THE INPUT:
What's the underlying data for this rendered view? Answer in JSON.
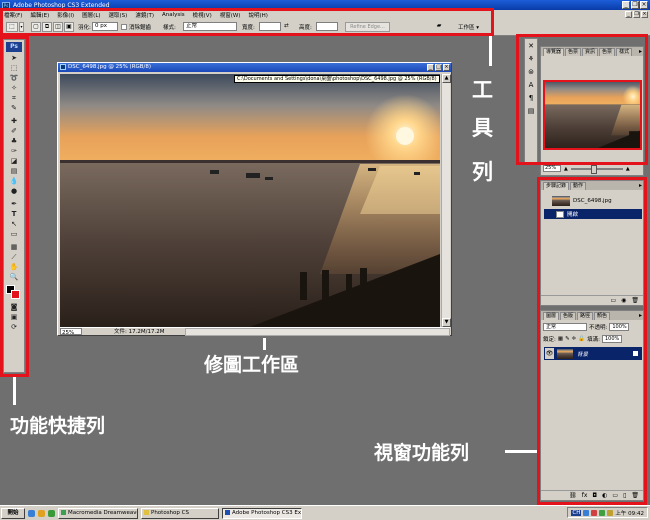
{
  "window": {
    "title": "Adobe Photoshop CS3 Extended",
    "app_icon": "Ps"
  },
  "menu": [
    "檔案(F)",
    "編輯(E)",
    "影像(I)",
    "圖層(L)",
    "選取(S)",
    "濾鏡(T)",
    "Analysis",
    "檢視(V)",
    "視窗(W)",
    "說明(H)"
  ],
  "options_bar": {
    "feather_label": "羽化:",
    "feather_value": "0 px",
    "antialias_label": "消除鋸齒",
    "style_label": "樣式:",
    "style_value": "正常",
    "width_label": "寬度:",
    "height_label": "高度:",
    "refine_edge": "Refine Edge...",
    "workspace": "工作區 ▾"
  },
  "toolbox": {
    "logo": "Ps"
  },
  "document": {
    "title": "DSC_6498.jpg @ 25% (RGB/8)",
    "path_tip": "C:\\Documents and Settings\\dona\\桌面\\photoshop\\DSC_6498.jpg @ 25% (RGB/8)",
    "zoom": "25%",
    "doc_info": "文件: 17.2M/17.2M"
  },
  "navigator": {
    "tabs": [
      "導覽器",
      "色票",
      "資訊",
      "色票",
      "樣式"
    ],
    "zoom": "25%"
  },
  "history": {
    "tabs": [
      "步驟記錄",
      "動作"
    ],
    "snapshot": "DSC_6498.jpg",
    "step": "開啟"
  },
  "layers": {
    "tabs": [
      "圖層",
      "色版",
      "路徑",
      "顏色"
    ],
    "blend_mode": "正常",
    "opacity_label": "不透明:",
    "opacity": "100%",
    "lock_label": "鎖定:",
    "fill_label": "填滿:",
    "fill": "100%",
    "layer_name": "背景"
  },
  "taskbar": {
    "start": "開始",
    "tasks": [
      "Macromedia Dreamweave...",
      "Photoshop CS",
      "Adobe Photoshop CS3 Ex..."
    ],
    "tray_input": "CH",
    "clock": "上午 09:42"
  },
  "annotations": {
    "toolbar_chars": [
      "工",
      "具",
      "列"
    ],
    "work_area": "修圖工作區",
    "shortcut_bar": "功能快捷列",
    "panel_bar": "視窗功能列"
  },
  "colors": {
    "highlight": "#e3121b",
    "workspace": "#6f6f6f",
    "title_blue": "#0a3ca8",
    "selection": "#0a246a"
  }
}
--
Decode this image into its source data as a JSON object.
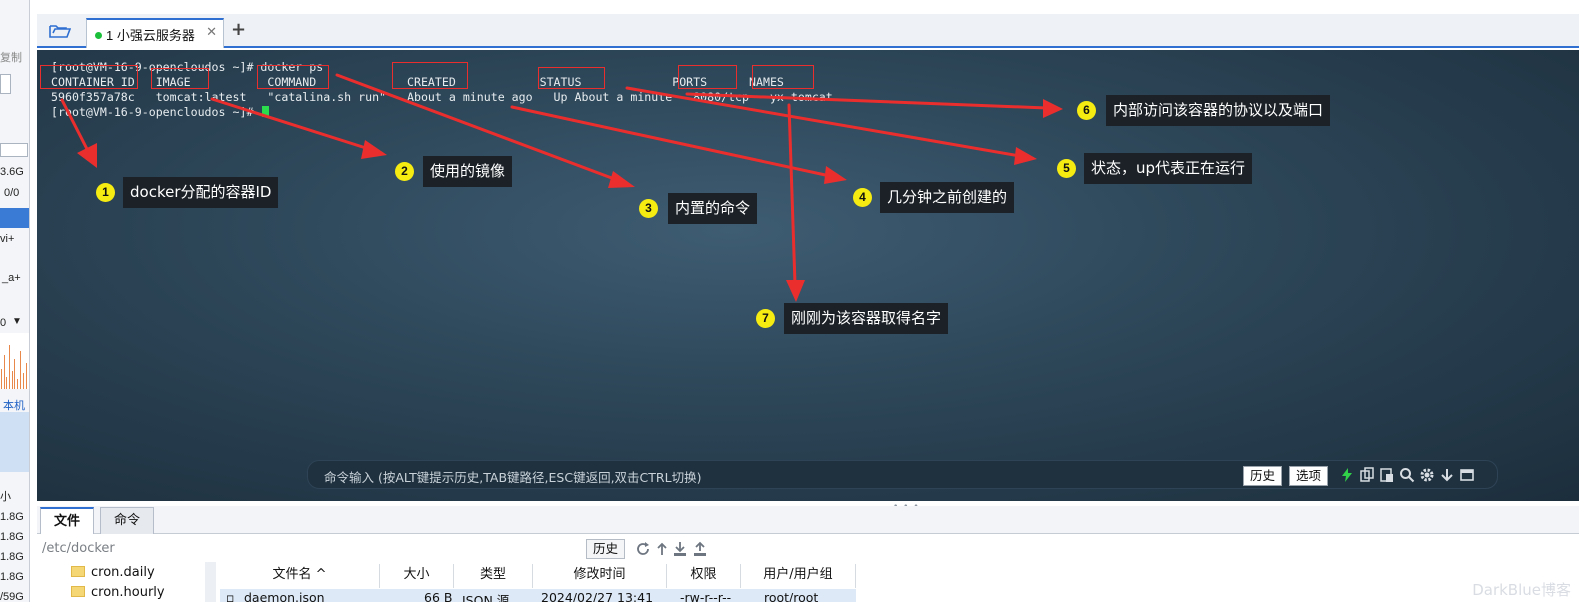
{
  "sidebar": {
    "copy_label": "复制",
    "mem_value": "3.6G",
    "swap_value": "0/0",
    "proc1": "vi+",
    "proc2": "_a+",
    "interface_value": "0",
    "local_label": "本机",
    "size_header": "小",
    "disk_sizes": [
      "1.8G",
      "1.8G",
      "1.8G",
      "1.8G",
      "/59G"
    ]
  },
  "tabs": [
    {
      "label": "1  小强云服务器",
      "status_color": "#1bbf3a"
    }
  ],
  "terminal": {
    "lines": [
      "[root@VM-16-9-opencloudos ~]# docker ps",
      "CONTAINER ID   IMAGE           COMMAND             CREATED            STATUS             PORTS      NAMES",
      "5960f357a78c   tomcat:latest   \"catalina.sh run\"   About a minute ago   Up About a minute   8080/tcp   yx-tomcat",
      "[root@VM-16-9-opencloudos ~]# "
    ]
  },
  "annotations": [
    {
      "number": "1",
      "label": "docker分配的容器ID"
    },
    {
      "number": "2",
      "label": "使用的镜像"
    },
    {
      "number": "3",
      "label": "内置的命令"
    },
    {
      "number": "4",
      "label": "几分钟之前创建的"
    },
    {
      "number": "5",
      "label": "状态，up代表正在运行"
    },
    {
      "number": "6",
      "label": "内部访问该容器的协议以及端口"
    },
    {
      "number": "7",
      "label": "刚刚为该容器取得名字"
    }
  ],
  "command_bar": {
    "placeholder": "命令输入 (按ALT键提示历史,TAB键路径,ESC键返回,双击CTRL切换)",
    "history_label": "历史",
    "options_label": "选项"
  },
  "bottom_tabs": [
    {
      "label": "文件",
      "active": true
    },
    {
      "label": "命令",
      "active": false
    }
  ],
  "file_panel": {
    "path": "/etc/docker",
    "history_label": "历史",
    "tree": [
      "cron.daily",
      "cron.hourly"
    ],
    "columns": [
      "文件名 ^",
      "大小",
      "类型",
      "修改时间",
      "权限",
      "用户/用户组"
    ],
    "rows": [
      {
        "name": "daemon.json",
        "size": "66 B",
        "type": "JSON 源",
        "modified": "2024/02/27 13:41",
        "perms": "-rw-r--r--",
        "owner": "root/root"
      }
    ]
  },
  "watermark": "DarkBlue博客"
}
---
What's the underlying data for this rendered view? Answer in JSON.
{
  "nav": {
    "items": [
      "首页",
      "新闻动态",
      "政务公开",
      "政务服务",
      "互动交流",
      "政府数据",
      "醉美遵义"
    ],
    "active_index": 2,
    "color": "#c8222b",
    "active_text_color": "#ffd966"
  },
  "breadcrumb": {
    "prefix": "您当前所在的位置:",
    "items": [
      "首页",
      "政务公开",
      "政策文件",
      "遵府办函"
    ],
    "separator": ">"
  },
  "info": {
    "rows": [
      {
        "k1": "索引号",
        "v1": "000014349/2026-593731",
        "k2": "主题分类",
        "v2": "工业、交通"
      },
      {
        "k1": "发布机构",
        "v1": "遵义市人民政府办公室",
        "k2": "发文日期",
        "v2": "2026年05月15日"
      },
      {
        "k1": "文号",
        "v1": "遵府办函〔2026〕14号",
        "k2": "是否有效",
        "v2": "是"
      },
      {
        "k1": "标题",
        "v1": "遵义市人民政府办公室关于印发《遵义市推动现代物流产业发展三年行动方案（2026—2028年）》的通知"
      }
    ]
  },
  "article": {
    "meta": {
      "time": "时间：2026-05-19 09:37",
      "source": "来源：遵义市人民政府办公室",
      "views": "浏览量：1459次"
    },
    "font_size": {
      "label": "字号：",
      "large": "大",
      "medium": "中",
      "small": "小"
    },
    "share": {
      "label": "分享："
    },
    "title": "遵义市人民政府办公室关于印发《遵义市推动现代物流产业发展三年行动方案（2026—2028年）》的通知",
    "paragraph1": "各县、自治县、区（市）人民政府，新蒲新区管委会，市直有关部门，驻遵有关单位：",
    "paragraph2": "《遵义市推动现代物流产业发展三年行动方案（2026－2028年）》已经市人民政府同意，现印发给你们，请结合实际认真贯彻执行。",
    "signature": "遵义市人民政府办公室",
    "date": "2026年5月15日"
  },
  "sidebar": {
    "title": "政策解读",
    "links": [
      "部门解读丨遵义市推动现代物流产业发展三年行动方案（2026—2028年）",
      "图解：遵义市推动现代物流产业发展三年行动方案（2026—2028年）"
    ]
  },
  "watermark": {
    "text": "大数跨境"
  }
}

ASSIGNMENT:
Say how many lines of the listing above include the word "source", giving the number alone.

ANSWER BOX:
2